» WHAT YOU ARE ASKED TO DO:
Go through the data and count the lines holding the string "Selected". Write only the number.

SOURCE DATA Start Marker

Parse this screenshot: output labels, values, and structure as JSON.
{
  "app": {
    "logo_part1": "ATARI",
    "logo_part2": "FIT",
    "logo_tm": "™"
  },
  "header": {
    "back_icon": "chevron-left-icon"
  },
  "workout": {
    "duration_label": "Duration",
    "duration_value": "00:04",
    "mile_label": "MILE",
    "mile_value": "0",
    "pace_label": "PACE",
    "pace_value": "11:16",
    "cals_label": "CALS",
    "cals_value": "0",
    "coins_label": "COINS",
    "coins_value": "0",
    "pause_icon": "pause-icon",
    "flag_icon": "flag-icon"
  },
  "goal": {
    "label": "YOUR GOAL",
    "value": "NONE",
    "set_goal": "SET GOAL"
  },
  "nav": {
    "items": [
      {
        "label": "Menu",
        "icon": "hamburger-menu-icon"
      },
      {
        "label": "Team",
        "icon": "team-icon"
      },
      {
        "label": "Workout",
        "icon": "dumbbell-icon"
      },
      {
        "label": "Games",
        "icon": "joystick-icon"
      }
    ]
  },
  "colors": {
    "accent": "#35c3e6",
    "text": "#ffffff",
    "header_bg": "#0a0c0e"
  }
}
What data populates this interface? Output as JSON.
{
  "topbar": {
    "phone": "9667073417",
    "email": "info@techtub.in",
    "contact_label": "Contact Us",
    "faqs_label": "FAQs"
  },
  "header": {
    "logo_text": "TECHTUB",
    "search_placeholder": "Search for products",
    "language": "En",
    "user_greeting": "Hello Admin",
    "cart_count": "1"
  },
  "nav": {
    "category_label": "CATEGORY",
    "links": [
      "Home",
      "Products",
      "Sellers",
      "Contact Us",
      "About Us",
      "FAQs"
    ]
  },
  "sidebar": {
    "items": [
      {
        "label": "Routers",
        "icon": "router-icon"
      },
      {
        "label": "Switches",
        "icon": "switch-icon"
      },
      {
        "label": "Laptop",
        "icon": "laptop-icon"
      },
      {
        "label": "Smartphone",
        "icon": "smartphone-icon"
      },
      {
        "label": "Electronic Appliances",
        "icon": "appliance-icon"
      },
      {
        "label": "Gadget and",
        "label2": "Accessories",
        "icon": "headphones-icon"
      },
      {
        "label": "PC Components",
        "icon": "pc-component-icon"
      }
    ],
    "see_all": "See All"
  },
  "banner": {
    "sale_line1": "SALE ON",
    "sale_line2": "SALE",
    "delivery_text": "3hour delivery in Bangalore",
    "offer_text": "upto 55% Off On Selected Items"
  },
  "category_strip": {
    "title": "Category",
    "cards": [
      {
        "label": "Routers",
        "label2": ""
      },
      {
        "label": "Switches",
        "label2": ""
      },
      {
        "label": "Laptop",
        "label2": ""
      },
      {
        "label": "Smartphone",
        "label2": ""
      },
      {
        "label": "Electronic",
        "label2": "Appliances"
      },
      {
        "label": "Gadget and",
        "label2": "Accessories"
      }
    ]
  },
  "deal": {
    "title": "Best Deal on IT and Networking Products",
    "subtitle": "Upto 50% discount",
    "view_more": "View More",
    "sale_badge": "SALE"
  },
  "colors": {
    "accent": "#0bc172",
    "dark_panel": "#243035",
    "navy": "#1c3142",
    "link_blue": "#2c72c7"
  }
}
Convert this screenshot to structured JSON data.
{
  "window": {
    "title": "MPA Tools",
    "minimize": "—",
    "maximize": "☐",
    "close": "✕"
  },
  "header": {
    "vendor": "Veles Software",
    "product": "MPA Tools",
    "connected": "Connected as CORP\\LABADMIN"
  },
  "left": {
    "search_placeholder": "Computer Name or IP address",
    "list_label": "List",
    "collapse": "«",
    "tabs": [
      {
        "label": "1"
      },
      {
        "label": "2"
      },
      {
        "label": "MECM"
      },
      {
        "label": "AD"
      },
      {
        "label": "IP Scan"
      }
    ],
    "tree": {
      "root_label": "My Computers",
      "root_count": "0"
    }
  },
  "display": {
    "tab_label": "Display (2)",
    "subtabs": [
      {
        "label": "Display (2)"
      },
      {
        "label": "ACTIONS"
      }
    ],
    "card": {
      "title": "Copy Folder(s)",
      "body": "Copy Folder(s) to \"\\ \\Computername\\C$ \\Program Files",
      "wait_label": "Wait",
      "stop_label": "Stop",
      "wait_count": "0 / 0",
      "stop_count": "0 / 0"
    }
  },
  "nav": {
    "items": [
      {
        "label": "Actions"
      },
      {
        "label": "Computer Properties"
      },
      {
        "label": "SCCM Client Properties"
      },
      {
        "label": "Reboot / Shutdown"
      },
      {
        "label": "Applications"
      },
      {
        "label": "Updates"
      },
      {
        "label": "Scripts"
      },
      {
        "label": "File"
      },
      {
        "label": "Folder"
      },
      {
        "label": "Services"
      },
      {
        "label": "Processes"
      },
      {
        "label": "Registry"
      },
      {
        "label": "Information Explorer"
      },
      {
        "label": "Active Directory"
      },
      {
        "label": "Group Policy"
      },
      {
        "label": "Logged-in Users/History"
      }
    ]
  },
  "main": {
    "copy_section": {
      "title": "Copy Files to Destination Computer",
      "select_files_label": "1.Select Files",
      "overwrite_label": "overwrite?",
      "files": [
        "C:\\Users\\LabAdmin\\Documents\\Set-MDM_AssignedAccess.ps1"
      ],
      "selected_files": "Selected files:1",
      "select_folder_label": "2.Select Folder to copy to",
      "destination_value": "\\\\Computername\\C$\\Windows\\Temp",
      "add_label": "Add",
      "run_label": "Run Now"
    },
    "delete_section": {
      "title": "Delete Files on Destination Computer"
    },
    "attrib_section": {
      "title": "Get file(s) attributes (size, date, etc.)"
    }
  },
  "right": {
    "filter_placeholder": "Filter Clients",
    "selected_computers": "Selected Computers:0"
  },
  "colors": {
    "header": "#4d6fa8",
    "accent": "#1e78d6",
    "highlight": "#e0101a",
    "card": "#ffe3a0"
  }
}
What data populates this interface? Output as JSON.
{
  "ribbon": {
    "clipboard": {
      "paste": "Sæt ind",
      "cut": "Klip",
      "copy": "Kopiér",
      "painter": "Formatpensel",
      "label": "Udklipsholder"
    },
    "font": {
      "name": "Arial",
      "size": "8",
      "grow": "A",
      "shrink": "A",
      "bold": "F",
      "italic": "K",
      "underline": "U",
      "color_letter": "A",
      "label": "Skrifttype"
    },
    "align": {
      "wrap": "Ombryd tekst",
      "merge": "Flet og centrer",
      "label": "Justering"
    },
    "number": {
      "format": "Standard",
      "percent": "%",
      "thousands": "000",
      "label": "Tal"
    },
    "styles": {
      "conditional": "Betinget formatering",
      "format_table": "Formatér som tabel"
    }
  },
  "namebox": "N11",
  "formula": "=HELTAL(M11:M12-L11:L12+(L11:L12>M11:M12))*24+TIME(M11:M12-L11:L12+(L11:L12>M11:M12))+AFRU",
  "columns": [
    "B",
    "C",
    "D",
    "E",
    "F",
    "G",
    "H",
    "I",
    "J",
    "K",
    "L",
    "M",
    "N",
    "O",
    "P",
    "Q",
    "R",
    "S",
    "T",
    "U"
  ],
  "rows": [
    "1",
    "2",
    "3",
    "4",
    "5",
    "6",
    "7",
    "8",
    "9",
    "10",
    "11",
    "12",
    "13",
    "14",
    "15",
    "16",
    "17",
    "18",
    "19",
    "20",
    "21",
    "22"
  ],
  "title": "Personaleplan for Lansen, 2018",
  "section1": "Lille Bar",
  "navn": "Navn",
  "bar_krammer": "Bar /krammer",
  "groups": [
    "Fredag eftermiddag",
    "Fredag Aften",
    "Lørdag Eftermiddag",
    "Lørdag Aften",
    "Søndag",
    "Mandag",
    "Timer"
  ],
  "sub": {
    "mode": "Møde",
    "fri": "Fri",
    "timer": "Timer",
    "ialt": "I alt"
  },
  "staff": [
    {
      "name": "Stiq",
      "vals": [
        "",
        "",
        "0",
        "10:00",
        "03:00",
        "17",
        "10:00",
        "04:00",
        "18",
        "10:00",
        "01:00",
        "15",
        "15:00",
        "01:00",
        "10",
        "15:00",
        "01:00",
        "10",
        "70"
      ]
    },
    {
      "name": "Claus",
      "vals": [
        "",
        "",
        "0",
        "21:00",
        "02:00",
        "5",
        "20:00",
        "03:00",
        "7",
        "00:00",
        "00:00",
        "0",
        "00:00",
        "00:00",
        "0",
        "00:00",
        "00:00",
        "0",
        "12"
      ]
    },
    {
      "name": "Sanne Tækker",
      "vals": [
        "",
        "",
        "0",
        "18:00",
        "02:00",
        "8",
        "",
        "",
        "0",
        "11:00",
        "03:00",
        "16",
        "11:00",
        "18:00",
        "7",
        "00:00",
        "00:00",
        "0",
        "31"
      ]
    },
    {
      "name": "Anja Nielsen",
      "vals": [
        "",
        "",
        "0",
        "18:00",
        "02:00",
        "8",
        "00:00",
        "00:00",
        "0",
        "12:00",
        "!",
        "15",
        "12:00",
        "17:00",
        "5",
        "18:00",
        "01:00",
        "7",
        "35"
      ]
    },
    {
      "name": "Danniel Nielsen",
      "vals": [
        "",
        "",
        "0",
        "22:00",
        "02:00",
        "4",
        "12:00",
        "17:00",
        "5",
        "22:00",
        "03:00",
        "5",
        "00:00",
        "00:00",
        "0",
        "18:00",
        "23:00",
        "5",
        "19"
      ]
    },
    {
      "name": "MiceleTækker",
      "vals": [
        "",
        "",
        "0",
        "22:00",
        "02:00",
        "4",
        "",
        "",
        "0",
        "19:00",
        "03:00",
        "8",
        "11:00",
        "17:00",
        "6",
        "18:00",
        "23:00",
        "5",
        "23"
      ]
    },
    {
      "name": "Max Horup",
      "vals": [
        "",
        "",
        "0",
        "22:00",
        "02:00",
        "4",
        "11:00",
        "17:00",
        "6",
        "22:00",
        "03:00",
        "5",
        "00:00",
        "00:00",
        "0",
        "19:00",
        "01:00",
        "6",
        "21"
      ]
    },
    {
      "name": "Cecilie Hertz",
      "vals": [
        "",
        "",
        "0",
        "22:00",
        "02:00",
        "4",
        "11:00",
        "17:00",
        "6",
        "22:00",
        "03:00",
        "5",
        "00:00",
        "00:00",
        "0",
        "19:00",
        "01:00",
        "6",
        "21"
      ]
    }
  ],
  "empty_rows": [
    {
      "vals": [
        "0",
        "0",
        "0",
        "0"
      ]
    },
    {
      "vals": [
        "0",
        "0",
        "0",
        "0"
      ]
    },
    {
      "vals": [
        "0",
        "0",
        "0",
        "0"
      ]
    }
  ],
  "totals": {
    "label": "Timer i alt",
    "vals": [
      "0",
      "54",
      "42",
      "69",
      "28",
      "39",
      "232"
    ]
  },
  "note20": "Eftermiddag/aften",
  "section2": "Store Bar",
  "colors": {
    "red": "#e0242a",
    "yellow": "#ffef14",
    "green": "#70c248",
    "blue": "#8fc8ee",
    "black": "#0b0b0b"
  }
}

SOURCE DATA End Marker

» OUTPUT:
3